Last week, I was in a computer consulting firm in Venice that had all of the original 1980-era Macs on display, supposedly in working order. They were lined up on top of their very nice big screen TV system and made for a great conversation piece.

I thought about this after seeing this wonderful parody video that answers the musical question what would Microsoft do for its iPod box design. Apple still gets consumer packaging and design better than anyone else. Well, their newest boom box might be an exception.

Mashups galore

No, I didn’t go to Mashup Camp, much as I would have liked. But if you missed the festivities of having people proud of their APIs trying to get 20-somethings interested in building apps for them, then take a gander over yonder at this amazing listing of mashups.

What’s a mashup you might ask? In music/podcasting terms, it is when someone combines multiple songs together for a mixture of something new. In Web terms, you take multiple programming interfaces and produce something unique, like a way to display a map of used cars in your ‘hood that meet your specs, or bands that are playing at nearby clubs. All done within the comfort and safety of your Web browser. No small animals were harmed during the creation of this movie. And safe for families too.

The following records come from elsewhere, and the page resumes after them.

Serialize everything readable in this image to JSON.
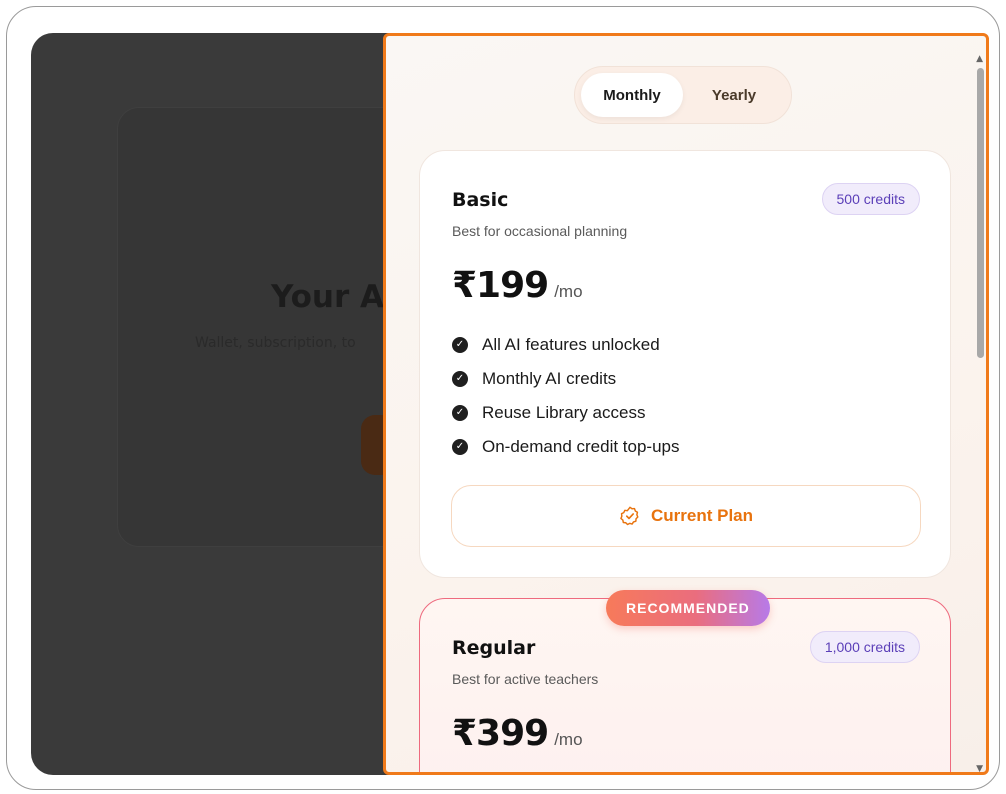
{
  "background_page": {
    "title": "Your A",
    "subtitle": "Wallet, subscription, to"
  },
  "billing_toggle": {
    "options": [
      "Monthly",
      "Yearly"
    ],
    "selected": "Monthly"
  },
  "plans": [
    {
      "name": "Basic",
      "description": "Best for occasional planning",
      "credits": "500 credits",
      "price": "₹199",
      "period": "/mo",
      "features": [
        "All AI features unlocked",
        "Monthly AI credits",
        "Reuse Library access",
        "On-demand credit top-ups"
      ],
      "button_label": "Current Plan"
    },
    {
      "name": "Regular",
      "description": "Best for active teachers",
      "credits": "1,000 credits",
      "price": "₹399",
      "period": "/mo",
      "badge": "RECOMMENDED"
    }
  ],
  "colors": {
    "accent": "#f07a1a",
    "credits_text": "#5b3fb8",
    "recommended_start": "#f77a5a",
    "recommended_end": "#b77ae8"
  }
}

Why marketing matters

I spent some time with Marcia Kadanoff of Firewhite this week and loved the fact that she was not only a very smart gal but also moonlights as her home CIO. When I came by she was telling her hubby what was wrong with their home network, while whipping out the Web browser to add access for my laptop. I have to admit, I got a little hot.

And check out this post on why marketing matters even more. These days when companies are being created right and left with little regard for how to capture and retain customers, it is time to go into the Wayback machine and remember those first marketing principles.

You have heard of iTunes, now there is iMom

In today’s LA Times, a representative from HP is quoted as saying:

"Digital photography used to be male-dominated; all images ended up in cameras and on hard drives and the guy would take care of it," said Larry Lesley, HP's SVP of digital photography and entertainment services. "Now it is shifting to the iMom who used to drop off film then do shopping. She's taking back control of the family memories."

The story talks about a new kiosk computer from HP that will go into drug stores around California soon to enable people to print their digital photos.

Now, it so happens I was in a Wolf Camera store this week, getting a battery for my bike computer. A woman in front of me was getting her passport photo, and I noticed the process. First the clerk took her picture with a digital camera. Then he took the media out of the camera and placed it in a kiosk in the store and printed the pictures. The kiosk had about 17 different slots for various digital media, and a CD burner too. It was a nice setup, and it took no time to get the photo printed and the woman on her way.

So these kiosks are already out there. It sure will help get those photos off the hard drives of the world and onto paper, where they then can be filed away in shoeboxes just like the analog prints of old.

Certainly, Apple has done more than anyone to make things easier: you just plug the camera in, and iPhoto takes care of the rest. And there are several solutions on the Windows side, including (which is OEM’ed to HP, BTW). But it will be interesting to see if HP can recapture the balance of power over who owns the digital family photo assets. The problem, like so much of digital photography, isn’t about the tech. It is about family politics.

Now, I am just one silly user in this arena, but my digital assets are a mess. Part of the problem is that both my wife and I have changed so many computers over the past couple of years that we can’t keep track of things. Part is that we use both Windows and Mac PCs, and have photos on both (the Mac works much better but my wife is a Windows gal). And part is just inertia — this is a project for a rainy weekend, but we live in LA where we don’t usually have too many rainy weekends.

No amount of software is going to help us get organized. But I love the fact that guys at HP are targeting the iMoms of the world.